Thank you for the fascinating story about camel and "cama" breeding at the Camel Reproduction Centre (Multiplication stables, July 2).
Camels are amazing animals and I was surprised to read that relatively little scientific research has been done about them, compared to some other animals. It is good to know that the UAE has moved into the vanguard in this field of animal study.
And it was interesting to learn that what started rather frivolously, focused on racing camels, is now working at the forefront of scientific efforts to increase the food supply and human welfare.
John Lockwood, Dubai
Justice elusive for Strauss-Kahn
The amazing turn in the Dominique Strauss-Kahn story (Strauss-Kahn's bail waived as doubts arise over accuser, July 2) reminds us all that even international bankers deserve to be considered innocent until proven guilty.
Something improper may have happened in that hotel room, but it is no longer clear if any laws were broken. But Mr Strauss-Kahn was instantly condemned in the "court" of public opinion.
And so his career is stained at least, and finished at worst. Can anyone say this is justice?
Or is the European way, in which powerful men often get away with sexual excesses, more just?
Marian Johnstone, Dubai
Dutch message for non-Muslims
Your story Jews and Muslims unite to condemn Netherlands ritual slaughter ban (June 30) points to the fact that the simple solution would be to become vegetarian.
However, the real issue is an attempt to tell non-Christians that they are second-class citizens.
It may be a good idea for Muslim consumers to boycott any product coming from the Netherlands or any other country that has adopted an anti-Muslim stance.
It is ironic that western countries always talk about freedom of speech and freedom of religion but in reality their actions paint an opposite picture.

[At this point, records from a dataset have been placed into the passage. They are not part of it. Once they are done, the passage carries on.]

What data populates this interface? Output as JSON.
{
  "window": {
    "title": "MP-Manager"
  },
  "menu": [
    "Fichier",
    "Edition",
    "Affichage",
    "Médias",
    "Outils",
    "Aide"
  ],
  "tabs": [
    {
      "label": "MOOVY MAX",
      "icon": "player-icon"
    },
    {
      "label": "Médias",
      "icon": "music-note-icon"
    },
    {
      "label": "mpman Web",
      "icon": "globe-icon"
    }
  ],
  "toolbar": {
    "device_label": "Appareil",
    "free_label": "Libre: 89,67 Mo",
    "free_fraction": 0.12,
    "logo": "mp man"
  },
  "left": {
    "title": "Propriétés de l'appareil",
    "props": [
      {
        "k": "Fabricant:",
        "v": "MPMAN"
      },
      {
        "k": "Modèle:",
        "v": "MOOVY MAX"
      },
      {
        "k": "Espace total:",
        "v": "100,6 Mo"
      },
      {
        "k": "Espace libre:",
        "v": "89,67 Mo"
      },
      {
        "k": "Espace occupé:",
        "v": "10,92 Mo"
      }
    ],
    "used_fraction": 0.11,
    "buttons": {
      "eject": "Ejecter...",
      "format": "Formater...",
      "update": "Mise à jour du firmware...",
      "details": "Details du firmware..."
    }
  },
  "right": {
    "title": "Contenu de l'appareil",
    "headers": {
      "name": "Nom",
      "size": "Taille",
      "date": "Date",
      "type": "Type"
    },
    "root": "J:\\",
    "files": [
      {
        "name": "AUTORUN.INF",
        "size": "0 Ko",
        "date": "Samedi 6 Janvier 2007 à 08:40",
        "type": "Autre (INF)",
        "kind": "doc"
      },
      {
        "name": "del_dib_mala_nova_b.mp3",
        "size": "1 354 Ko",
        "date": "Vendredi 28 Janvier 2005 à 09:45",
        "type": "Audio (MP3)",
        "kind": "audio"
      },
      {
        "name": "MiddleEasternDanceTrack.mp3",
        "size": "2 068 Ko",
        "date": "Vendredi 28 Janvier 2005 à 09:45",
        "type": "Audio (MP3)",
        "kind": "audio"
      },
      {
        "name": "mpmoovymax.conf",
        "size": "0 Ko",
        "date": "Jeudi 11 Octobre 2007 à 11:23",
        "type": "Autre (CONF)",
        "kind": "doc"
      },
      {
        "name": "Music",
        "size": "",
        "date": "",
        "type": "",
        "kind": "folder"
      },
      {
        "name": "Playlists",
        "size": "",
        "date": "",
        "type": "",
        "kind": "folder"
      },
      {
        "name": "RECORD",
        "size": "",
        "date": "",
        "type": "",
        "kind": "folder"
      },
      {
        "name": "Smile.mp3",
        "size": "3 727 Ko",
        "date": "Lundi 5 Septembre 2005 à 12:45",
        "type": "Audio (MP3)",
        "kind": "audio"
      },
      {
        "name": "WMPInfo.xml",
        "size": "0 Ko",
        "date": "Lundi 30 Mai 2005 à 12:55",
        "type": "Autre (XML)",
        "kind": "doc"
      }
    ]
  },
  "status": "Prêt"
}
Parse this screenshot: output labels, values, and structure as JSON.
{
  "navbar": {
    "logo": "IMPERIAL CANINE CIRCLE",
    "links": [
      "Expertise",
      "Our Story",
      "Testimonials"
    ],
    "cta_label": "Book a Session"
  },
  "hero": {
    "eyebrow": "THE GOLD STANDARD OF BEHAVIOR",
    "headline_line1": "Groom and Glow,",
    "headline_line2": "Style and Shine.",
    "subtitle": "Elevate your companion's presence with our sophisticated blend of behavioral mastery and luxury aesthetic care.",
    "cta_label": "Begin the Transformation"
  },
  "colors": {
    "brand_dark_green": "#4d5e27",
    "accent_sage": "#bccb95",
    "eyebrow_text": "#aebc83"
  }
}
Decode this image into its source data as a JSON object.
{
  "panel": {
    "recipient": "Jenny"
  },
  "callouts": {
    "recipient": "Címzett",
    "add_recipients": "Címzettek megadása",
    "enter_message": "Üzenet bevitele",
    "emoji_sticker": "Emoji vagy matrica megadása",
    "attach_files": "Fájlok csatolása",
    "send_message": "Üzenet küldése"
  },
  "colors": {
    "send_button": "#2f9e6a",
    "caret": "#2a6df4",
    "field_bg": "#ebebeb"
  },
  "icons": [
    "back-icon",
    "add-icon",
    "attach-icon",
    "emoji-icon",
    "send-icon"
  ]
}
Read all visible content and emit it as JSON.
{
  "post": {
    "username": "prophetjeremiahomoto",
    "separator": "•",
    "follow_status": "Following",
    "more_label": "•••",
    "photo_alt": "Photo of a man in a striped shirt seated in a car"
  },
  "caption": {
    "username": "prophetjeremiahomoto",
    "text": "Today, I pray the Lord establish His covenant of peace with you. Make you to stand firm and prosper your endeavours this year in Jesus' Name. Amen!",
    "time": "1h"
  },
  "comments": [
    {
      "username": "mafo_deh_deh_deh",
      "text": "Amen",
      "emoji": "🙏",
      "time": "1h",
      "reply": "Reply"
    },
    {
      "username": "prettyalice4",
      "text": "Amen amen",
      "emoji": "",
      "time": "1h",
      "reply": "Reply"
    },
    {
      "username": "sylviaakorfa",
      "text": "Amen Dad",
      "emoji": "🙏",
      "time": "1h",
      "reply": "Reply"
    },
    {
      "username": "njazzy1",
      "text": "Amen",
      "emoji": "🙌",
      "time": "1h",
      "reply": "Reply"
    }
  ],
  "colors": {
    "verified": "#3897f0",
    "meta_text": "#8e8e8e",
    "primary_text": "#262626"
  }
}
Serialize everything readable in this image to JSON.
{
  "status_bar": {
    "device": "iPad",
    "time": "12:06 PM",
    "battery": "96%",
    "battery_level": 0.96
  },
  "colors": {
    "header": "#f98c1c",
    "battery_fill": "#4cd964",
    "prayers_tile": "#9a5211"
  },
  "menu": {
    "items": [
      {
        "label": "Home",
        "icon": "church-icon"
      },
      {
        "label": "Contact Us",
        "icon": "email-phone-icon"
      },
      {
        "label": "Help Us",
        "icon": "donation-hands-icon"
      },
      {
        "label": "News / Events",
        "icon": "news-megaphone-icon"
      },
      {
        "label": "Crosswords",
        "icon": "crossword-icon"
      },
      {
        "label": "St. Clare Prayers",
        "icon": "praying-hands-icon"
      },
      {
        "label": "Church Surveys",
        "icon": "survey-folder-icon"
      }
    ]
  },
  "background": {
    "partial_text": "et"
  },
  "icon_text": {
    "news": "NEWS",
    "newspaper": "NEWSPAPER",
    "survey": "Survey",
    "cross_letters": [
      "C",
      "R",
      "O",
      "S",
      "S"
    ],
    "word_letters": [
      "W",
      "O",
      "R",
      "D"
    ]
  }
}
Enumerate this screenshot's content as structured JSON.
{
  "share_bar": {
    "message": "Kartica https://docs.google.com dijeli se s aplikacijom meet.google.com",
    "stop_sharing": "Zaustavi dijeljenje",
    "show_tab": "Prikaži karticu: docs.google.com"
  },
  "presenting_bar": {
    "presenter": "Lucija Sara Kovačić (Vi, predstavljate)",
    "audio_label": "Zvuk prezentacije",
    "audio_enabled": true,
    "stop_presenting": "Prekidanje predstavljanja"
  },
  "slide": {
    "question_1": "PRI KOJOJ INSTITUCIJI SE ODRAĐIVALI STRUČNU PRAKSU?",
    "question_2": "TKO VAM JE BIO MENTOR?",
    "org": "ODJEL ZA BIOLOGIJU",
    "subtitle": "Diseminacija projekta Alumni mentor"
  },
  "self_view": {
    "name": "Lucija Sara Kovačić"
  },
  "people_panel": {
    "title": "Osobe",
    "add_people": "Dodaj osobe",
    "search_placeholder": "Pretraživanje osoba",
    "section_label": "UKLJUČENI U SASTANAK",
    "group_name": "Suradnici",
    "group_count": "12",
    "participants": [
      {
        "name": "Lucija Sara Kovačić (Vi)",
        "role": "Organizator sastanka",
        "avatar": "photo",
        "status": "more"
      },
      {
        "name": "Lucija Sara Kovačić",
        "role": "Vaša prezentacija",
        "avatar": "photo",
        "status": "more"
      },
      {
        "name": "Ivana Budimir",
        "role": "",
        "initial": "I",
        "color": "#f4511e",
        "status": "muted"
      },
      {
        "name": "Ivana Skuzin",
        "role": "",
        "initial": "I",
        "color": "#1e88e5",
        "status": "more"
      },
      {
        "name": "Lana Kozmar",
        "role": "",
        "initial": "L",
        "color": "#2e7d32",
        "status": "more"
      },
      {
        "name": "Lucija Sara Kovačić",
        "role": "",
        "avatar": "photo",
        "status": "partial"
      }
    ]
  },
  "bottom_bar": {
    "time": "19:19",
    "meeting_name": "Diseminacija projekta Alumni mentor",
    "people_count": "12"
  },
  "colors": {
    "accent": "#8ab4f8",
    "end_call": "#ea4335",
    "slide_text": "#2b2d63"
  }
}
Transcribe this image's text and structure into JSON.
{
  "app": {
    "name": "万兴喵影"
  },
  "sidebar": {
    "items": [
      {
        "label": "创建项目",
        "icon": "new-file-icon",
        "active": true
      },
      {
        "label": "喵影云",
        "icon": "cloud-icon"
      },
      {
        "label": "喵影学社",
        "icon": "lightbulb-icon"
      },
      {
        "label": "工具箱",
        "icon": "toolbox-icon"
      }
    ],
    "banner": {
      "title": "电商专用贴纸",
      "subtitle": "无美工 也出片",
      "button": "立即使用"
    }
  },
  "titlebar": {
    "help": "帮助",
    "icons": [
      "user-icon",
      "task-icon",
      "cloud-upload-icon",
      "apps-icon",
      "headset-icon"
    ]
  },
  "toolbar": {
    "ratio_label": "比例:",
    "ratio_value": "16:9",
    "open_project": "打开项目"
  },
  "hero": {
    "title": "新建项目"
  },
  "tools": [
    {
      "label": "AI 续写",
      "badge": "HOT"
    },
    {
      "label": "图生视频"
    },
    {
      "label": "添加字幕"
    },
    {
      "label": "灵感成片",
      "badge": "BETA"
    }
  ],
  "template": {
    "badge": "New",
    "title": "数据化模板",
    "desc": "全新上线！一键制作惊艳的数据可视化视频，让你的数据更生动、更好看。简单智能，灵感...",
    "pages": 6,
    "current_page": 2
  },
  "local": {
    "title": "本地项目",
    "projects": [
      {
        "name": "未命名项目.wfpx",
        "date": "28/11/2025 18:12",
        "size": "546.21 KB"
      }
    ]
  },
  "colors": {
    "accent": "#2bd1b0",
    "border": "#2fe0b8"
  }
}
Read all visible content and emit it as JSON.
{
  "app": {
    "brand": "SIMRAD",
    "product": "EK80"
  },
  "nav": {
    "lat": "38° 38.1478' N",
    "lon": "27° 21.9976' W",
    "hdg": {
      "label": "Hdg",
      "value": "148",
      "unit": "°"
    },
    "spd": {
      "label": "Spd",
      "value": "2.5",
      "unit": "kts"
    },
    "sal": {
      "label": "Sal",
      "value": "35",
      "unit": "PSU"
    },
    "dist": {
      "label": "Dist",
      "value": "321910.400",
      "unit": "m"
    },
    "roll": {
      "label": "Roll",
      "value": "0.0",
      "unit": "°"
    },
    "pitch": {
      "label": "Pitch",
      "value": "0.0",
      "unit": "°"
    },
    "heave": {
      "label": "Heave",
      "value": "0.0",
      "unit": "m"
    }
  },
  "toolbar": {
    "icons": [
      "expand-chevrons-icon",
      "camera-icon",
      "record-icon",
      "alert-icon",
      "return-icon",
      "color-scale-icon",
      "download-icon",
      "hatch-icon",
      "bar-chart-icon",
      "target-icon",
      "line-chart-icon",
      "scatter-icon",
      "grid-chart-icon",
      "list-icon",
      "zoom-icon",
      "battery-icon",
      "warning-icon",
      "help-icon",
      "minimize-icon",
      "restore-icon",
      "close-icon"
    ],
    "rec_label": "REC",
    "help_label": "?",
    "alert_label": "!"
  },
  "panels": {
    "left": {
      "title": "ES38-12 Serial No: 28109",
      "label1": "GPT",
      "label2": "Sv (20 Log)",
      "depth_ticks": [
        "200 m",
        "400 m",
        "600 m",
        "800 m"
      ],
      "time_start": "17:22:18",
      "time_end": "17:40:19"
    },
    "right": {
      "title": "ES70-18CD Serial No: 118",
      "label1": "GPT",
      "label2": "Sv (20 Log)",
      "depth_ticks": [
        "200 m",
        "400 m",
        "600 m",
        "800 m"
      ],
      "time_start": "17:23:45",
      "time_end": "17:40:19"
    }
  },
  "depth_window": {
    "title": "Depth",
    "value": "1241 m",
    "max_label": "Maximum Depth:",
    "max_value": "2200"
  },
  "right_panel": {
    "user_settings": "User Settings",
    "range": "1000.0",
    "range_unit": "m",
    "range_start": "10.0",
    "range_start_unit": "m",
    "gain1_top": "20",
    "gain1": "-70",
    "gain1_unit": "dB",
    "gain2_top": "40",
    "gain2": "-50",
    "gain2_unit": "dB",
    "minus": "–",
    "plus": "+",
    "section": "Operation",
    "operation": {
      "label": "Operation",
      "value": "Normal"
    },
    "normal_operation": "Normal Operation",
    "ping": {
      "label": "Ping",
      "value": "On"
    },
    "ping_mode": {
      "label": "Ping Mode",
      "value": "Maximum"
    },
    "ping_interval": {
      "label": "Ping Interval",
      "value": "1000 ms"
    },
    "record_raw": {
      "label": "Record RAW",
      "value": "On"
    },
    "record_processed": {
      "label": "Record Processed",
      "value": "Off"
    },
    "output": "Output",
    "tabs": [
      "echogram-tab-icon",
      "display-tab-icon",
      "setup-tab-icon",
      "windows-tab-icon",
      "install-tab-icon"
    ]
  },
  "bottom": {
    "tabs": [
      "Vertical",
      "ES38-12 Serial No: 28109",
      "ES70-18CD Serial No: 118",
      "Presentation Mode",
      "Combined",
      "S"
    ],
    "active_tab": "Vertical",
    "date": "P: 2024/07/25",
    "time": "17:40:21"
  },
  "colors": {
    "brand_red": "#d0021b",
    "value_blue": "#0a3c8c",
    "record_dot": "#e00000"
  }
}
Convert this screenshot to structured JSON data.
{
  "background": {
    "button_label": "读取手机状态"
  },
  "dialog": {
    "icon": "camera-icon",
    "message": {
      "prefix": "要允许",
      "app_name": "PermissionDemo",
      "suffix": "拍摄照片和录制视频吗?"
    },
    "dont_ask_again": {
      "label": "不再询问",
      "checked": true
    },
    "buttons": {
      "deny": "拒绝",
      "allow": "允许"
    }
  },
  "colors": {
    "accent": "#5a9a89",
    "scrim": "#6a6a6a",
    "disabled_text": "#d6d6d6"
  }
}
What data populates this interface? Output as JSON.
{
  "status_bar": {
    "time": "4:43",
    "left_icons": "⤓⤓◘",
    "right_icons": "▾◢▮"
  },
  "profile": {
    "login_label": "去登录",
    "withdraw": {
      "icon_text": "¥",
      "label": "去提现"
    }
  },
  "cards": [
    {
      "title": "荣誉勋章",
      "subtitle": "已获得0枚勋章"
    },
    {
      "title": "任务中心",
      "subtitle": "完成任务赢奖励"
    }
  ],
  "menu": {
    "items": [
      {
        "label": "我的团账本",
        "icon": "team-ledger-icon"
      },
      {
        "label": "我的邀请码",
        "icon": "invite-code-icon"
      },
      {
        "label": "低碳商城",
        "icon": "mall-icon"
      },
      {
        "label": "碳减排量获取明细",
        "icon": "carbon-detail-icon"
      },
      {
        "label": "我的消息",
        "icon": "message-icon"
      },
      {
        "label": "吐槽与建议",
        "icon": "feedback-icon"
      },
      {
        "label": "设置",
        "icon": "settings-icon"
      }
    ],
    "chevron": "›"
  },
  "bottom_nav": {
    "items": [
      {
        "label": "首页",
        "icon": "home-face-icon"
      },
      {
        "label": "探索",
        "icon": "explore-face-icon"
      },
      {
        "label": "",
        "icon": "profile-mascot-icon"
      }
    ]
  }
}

Name withheld by request
No recourse on property
I refer to your story Downsized Dubailand development sparks fury (July 1).
The sad truth is that in many developments since 2008, they have been delivered late and without the promised amenities being included.
Everyone who booked property after 2006 is holding negative equity because the market crashed 70 per cent.
And to top it all off, the banks and mortgage firms are charging interest for the delay period.
Alec Last, Dubai
Morocco's king deserves credit
Zaineb Al Hassani's article Historic vote for Moroccans (June 30) was very informative.
It sounds like a very courageous and a challenging act by the king, to transfer some of his power. You can see that Morocco is on the way towards becoming a modern country.
Monarchy doesn't look so bad sometimes.
Gaye Caglayan, Dubai
The bad influence of a TV show
Shallow it may be but this teen drama has a huge influence (July 2) outlines the lifestyle envy created, especially through product placement, in young people all over the world by the American television series Gossip Girl.
When it's not peddling products, this series is selling sex and a licentious lifestyle. It is truly a bad influence.
If young people are lured by the "bling" and fancy clothes, won't they be tempted by the promiscuous lifestyle too?
Dolores Maguire, Abu Dhabi
The problem with trying to save
Your Personal Finance article We need 'psyche' of a saver (July 2) reports on a new public-opinion poll that shows that few people in the UAE think they are saving enough for retirement.
This is hardly surprising. With food prices going up faster than rents are coming down, few of us have much chance to "get ahead of the game".
Karen Quinn, Dubai
Myanmar election just a sad sham
I refer to Myanmar warns Suu Kyi to end 'illegal' political activities (June 30). Aung San Suu Kyi is out of prison (for now) but we can see that nothing else has changed in Myanmar.
Elections are permitted but campaigning against the regime is deemed to be dangerous to "peace and stability". What a sad sham.
Jean Albertson, Abu Dhabi
Published: July 3, 2011 04:00 AM